-- DATA follows --
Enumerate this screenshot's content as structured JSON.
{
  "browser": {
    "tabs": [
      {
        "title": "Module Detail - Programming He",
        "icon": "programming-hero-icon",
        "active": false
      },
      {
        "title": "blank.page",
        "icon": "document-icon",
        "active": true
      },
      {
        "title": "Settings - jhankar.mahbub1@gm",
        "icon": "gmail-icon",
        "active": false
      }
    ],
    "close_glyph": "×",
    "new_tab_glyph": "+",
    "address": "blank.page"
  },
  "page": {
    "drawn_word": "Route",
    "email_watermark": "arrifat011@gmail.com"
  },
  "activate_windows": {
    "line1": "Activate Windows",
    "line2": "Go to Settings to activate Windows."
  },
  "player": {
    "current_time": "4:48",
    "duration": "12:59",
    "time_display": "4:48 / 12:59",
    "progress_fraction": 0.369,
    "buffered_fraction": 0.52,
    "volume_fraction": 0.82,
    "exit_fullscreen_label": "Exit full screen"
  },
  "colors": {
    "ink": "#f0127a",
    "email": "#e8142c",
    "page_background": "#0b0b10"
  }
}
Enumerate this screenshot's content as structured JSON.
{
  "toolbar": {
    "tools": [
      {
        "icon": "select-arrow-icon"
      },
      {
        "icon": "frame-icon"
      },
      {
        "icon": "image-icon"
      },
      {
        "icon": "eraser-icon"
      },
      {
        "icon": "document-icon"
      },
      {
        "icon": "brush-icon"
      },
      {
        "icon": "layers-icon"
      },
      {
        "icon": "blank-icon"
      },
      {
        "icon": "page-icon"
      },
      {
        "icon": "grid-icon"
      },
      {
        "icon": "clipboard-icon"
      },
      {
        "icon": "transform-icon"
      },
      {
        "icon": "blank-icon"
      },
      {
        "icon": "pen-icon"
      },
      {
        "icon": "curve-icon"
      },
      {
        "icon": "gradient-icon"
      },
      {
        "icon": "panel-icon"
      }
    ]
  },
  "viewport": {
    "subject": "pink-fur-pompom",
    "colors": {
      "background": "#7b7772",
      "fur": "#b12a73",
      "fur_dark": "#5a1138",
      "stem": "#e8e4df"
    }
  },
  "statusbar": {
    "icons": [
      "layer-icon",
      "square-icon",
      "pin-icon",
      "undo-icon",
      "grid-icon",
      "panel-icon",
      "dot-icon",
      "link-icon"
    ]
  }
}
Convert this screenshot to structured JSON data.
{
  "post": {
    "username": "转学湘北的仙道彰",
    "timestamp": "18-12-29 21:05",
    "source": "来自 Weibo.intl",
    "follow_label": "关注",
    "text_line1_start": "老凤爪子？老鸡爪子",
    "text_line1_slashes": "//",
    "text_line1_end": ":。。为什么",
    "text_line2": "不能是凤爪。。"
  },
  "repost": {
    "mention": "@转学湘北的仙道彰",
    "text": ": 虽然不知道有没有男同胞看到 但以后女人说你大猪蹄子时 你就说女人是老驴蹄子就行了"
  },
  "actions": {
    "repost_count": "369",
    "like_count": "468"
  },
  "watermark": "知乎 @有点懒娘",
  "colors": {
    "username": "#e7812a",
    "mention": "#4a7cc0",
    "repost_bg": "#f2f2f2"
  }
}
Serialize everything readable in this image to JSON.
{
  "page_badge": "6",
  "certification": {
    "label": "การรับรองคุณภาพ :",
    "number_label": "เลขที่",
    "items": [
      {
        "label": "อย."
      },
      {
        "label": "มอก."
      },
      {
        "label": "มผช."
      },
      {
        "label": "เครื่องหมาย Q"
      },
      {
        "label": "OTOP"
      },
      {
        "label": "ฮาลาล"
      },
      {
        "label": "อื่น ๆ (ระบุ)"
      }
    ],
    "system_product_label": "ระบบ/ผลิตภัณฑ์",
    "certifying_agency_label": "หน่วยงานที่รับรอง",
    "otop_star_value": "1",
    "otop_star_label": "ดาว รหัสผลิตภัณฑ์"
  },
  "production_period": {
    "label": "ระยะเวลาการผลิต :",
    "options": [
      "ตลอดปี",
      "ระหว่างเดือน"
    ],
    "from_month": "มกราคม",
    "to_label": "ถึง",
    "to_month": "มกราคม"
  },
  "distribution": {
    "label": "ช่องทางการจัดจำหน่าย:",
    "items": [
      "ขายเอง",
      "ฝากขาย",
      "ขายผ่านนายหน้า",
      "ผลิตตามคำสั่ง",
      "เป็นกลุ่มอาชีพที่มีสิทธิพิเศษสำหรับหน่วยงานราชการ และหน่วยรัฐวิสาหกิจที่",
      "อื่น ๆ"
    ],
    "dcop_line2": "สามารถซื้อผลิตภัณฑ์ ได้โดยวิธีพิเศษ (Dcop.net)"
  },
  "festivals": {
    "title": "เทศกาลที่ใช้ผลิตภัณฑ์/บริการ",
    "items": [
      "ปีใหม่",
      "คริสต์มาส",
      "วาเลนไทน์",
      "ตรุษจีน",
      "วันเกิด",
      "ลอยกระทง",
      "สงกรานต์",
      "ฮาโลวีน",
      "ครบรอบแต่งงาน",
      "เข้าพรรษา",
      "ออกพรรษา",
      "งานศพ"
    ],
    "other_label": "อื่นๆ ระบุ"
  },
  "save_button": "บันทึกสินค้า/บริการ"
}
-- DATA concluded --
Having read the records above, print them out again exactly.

**SOLUTION FOR THIS TASK**
Enumerate this screenshot's content as structured JSON.
{
  "browser": {
    "tabs": [
      {
        "title": "Module Detail - Programming He",
        "icon": "programming-hero-icon",
        "active": false
      },
      {
        "title": "blank.page",
        "icon": "document-icon",
        "active": true
      },
      {
        "title": "Settings - jhankar.mahbub1@gm",
        "icon": "gmail-icon",
        "active": false
      }
    ],
    "close_glyph": "×",
    "new_tab_glyph": "+",
    "address": "blank.page"
  },
  "page": {
    "drawn_word": "Route",
    "email_watermark": "arrifat011@gmail.com"
  },
  "activate_windows": {
    "line1": "Activate Windows",
    "line2": "Go to Settings to activate Windows."
  },
  "player": {
    "current_time": "4:48",
    "duration": "12:59",
    "time_display": "4:48 / 12:59",
    "progress_fraction": 0.369,
    "buffered_fraction": 0.52,
    "volume_fraction": 0.82,
    "exit_fullscreen_label": "Exit full screen"
  },
  "colors": {
    "ink": "#f0127a",
    "email": "#e8142c",
    "page_background": "#0b0b10"
  }
}
Enumerate this screenshot's content as structured JSON.
{
  "toolbar": {
    "tools": [
      {
        "icon": "select-arrow-icon"
      },
      {
        "icon": "frame-icon"
      },
      {
        "icon": "image-icon"
      },
      {
        "icon": "eraser-icon"
      },
      {
        "icon": "document-icon"
      },
      {
        "icon": "brush-icon"
      },
      {
        "icon": "layers-icon"
      },
      {
        "icon": "blank-icon"
      },
      {
        "icon": "page-icon"
      },
      {
        "icon": "grid-icon"
      },
      {
        "icon": "clipboard-icon"
      },
      {
        "icon": "transform-icon"
      },
      {
        "icon": "blank-icon"
      },
      {
        "icon": "pen-icon"
      },
      {
        "icon": "curve-icon"
      },
      {
        "icon": "gradient-icon"
      },
      {
        "icon": "panel-icon"
      }
    ]
  },
  "viewport": {
    "subject": "pink-fur-pompom",
    "colors": {
      "background": "#7b7772",
      "fur": "#b12a73",
      "fur_dark": "#5a1138",
      "stem": "#e8e4df"
    }
  },
  "statusbar": {
    "icons": [
      "layer-icon",
      "square-icon",
      "pin-icon",
      "undo-icon",
      "grid-icon",
      "panel-icon",
      "dot-icon",
      "link-icon"
    ]
  }
}
Convert this screenshot to structured JSON data.
{
  "post": {
    "username": "转学湘北的仙道彰",
    "timestamp": "18-12-29 21:05",
    "source": "来自 Weibo.intl",
    "follow_label": "关注",
    "text_line1_start": "老凤爪子？老鸡爪子",
    "text_line1_slashes": "//",
    "text_line1_end": ":。。为什么",
    "text_line2": "不能是凤爪。。"
  },
  "repost": {
    "mention": "@转学湘北的仙道彰",
    "text": ": 虽然不知道有没有男同胞看到 但以后女人说你大猪蹄子时 你就说女人是老驴蹄子就行了"
  },
  "actions": {
    "repost_count": "369",
    "like_count": "468"
  },
  "watermark": "知乎 @有点懒娘",
  "colors": {
    "username": "#e7812a",
    "mention": "#4a7cc0",
    "repost_bg": "#f2f2f2"
  }
}
Serialize everything readable in this image to JSON.
{
  "page_badge": "6",
  "certification": {
    "label": "การรับรองคุณภาพ :",
    "number_label": "เลขที่",
    "items": [
      {
        "label": "อย."
      },
      {
        "label": "มอก."
      },
      {
        "label": "มผช."
      },
      {
        "label": "เครื่องหมาย Q"
      },
      {
        "label": "OTOP"
      },
      {
        "label": "ฮาลาล"
      },
      {
        "label": "อื่น ๆ (ระบุ)"
      }
    ],
    "system_product_label": "ระบบ/ผลิตภัณฑ์",
    "certifying_agency_label": "หน่วยงานที่รับรอง",
    "otop_star_value": "1",
    "otop_star_label": "ดาว รหัสผลิตภัณฑ์"
  },
  "production_period": {
    "label": "ระยะเวลาการผลิต :",
    "options": [
      "ตลอดปี",
      "ระหว่างเดือน"
    ],
    "from_month": "มกราคม",
    "to_label": "ถึง",
    "to_month": "มกราคม"
  },
  "distribution": {
    "label": "ช่องทางการจัดจำหน่าย:",
    "items": [
      "ขายเอง",
      "ฝากขาย",
      "ขายผ่านนายหน้า",
      "ผลิตตามคำสั่ง",
      "เป็นกลุ่มอาชีพที่มีสิทธิพิเศษสำหรับหน่วยงานราชการ และหน่วยรัฐวิสาหกิจที่",
      "อื่น ๆ"
    ],
    "dcop_line2": "สามารถซื้อผลิตภัณฑ์ ได้โดยวิธีพิเศษ (Dcop.net)"
  },
  "festivals": {
    "title": "เทศกาลที่ใช้ผลิตภัณฑ์/บริการ",
    "items": [
      "ปีใหม่",
      "คริสต์มาส",
      "วาเลนไทน์",
      "ตรุษจีน",
      "วันเกิด",
      "ลอยกระทง",
      "สงกรานต์",
      "ฮาโลวีน",
      "ครบรอบแต่งงาน",
      "เข้าพรรษา",
      "ออกพรรษา",
      "งานศพ"
    ],
    "other_label": "อื่นๆ ระบุ"
  },
  "save_button": "บันทึกสินค้า/บริการ"
}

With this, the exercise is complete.